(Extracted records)
-=-=-=-=-

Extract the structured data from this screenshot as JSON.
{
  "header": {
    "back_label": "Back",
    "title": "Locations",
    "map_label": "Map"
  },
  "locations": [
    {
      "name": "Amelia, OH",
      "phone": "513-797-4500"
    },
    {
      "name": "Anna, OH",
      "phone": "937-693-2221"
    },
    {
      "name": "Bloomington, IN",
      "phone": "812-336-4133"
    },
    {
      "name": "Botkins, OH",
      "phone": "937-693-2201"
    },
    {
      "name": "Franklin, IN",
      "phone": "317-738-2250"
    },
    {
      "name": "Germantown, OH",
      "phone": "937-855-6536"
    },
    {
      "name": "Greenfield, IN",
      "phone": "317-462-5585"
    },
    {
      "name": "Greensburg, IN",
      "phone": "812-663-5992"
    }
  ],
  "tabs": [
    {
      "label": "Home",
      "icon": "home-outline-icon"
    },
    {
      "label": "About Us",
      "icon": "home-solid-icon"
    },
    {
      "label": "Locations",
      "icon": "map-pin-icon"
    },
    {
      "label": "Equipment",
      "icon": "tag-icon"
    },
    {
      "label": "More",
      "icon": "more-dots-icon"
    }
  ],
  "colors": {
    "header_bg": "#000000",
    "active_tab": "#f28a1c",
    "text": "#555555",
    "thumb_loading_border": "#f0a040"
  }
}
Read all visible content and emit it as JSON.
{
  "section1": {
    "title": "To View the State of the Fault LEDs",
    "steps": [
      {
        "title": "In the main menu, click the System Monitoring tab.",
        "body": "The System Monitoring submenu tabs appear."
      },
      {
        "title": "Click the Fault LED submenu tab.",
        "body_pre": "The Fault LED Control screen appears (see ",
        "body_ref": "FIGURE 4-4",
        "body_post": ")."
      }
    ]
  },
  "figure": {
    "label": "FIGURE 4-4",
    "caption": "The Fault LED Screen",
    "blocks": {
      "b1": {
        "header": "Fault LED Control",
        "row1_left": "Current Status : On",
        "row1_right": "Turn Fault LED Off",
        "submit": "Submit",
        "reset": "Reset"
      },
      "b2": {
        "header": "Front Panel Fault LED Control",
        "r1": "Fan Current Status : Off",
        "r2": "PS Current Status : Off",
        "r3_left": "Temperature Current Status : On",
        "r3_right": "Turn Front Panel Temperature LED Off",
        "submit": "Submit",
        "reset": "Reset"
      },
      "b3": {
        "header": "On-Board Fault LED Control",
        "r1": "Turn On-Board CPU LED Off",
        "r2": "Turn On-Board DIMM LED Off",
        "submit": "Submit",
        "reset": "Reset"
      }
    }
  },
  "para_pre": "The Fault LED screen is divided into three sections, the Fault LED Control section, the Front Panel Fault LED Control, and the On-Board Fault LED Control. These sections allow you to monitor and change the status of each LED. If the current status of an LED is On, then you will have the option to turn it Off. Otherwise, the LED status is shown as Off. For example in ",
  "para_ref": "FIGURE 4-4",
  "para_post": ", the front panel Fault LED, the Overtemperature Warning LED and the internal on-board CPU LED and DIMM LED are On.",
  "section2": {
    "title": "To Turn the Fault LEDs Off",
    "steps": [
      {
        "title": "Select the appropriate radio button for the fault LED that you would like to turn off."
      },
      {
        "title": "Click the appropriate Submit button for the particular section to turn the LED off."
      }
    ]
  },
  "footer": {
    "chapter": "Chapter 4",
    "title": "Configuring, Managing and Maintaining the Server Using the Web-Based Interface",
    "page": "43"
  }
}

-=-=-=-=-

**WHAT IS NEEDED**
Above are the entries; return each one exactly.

**THE COMPLETED TASK**
Extract the structured data from this screenshot as JSON.
{
  "header": {
    "back_label": "Back",
    "title": "Locations",
    "map_label": "Map"
  },
  "locations": [
    {
      "name": "Amelia, OH",
      "phone": "513-797-4500"
    },
    {
      "name": "Anna, OH",
      "phone": "937-693-2221"
    },
    {
      "name": "Bloomington, IN",
      "phone": "812-336-4133"
    },
    {
      "name": "Botkins, OH",
      "phone": "937-693-2201"
    },
    {
      "name": "Franklin, IN",
      "phone": "317-738-2250"
    },
    {
      "name": "Germantown, OH",
      "phone": "937-855-6536"
    },
    {
      "name": "Greenfield, IN",
      "phone": "317-462-5585"
    },
    {
      "name": "Greensburg, IN",
      "phone": "812-663-5992"
    }
  ],
  "tabs": [
    {
      "label": "Home",
      "icon": "home-outline-icon"
    },
    {
      "label": "About Us",
      "icon": "home-solid-icon"
    },
    {
      "label": "Locations",
      "icon": "map-pin-icon"
    },
    {
      "label": "Equipment",
      "icon": "tag-icon"
    },
    {
      "label": "More",
      "icon": "more-dots-icon"
    }
  ],
  "colors": {
    "header_bg": "#000000",
    "active_tab": "#f28a1c",
    "text": "#555555",
    "thumb_loading_border": "#f0a040"
  }
}
Read all visible content and emit it as JSON.
{
  "section1": {
    "title": "To View the State of the Fault LEDs",
    "steps": [
      {
        "title": "In the main menu, click the System Monitoring tab.",
        "body": "The System Monitoring submenu tabs appear."
      },
      {
        "title": "Click the Fault LED submenu tab.",
        "body_pre": "The Fault LED Control screen appears (see ",
        "body_ref": "FIGURE 4-4",
        "body_post": ")."
      }
    ]
  },
  "figure": {
    "label": "FIGURE 4-4",
    "caption": "The Fault LED Screen",
    "blocks": {
      "b1": {
        "header": "Fault LED Control",
        "row1_left": "Current Status : On",
        "row1_right": "Turn Fault LED Off",
        "submit": "Submit",
        "reset": "Reset"
      },
      "b2": {
        "header": "Front Panel Fault LED Control",
        "r1": "Fan Current Status : Off",
        "r2": "PS Current Status : Off",
        "r3_left": "Temperature Current Status : On",
        "r3_right": "Turn Front Panel Temperature LED Off",
        "submit": "Submit",
        "reset": "Reset"
      },
      "b3": {
        "header": "On-Board Fault LED Control",
        "r1": "Turn On-Board CPU LED Off",
        "r2": "Turn On-Board DIMM LED Off",
        "submit": "Submit",
        "reset": "Reset"
      }
    }
  },
  "para_pre": "The Fault LED screen is divided into three sections, the Fault LED Control section, the Front Panel Fault LED Control, and the On-Board Fault LED Control. These sections allow you to monitor and change the status of each LED. If the current status of an LED is On, then you will have the option to turn it Off. Otherwise, the LED status is shown as Off. For example in ",
  "para_ref": "FIGURE 4-4",
  "para_post": ", the front panel Fault LED, the Overtemperature Warning LED and the internal on-board CPU LED and DIMM LED are On.",
  "section2": {
    "title": "To Turn the Fault LEDs Off",
    "steps": [
      {
        "title": "Select the appropriate radio button for the fault LED that you would like to turn off."
      },
      {
        "title": "Click the appropriate Submit button for the particular section to turn the LED off."
      }
    ]
  },
  "footer": {
    "chapter": "Chapter 4",
    "title": "Configuring, Managing and Maintaining the Server Using the Web-Based Interface",
    "page": "43"
  }
}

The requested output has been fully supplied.